**Work to be completed**
Using the data below, return every line that holds the word "label".

··· Given data ···

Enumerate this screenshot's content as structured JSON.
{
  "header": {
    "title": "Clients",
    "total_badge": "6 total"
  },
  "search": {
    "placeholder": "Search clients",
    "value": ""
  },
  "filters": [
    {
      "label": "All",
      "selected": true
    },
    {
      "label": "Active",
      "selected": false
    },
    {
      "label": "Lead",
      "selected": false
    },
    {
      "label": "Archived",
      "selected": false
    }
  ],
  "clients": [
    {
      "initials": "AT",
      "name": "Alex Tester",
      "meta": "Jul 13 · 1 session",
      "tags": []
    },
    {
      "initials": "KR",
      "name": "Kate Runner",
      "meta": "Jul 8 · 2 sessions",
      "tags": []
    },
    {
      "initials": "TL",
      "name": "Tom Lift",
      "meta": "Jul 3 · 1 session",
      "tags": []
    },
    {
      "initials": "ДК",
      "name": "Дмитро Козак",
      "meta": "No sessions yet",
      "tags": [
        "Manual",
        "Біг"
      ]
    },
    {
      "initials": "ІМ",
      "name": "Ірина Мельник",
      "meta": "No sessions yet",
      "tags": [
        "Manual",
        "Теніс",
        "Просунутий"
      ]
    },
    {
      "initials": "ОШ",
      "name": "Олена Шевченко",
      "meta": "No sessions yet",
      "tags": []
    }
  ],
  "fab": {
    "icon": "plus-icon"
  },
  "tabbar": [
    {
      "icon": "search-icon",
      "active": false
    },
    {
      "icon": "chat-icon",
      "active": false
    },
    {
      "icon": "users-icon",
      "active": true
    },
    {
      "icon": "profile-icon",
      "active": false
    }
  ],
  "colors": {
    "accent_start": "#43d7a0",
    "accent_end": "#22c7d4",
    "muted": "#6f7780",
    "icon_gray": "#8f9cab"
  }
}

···

**Solution to the problem**
      "label": "All",
      "label": "Active",
      "label": "Lead",
      "label": "Archived",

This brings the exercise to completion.